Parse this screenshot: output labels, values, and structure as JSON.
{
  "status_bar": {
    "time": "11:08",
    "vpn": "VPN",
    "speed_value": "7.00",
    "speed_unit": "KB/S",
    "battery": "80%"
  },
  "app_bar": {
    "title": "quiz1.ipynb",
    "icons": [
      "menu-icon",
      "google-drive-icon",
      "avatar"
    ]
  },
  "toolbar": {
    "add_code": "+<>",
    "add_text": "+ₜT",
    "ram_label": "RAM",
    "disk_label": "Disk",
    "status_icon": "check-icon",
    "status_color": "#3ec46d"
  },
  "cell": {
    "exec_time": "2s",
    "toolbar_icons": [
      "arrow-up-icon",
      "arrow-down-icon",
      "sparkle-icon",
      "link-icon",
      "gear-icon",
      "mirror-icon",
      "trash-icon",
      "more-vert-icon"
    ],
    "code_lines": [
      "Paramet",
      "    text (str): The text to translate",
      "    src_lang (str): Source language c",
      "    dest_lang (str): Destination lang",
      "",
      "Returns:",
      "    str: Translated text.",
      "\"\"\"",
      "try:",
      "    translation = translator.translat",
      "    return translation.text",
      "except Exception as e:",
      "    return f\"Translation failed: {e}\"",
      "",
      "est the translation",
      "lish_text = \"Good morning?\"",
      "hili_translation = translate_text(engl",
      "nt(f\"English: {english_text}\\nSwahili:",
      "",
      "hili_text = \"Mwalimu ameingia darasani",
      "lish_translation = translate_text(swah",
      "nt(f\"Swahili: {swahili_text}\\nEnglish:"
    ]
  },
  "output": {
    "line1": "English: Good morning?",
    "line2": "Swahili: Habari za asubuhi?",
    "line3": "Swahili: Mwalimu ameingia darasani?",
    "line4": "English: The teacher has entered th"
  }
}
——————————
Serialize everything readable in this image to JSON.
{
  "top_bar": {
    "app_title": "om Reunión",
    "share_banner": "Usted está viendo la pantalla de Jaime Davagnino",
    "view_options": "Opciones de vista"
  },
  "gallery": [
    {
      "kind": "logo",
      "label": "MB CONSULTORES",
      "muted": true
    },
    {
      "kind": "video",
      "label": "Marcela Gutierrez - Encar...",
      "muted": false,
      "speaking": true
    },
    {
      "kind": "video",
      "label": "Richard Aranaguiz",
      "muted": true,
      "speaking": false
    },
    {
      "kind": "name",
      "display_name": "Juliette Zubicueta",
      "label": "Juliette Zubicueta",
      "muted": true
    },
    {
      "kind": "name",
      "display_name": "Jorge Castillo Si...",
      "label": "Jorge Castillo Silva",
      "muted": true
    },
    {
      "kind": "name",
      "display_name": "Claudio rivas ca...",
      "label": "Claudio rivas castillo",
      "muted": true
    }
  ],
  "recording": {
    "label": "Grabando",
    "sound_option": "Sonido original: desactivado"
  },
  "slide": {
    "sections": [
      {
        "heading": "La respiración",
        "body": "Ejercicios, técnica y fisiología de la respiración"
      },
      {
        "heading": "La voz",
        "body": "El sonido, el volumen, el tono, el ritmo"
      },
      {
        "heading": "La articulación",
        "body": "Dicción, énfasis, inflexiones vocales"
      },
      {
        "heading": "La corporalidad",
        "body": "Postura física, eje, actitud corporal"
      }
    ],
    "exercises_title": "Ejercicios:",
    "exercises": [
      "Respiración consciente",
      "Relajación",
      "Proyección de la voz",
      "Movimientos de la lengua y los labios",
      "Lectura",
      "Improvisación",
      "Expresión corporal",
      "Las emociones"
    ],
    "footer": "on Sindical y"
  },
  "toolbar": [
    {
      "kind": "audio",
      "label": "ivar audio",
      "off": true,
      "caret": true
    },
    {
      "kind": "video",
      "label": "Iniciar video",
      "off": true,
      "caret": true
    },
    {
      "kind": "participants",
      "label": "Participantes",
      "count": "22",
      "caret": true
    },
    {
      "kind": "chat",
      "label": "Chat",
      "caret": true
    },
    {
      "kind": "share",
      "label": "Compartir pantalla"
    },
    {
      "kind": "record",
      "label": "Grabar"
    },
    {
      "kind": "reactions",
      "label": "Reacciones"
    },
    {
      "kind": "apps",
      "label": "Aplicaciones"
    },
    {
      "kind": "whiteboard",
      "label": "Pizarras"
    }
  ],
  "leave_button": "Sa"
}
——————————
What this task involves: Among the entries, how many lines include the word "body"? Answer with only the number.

Task response: 4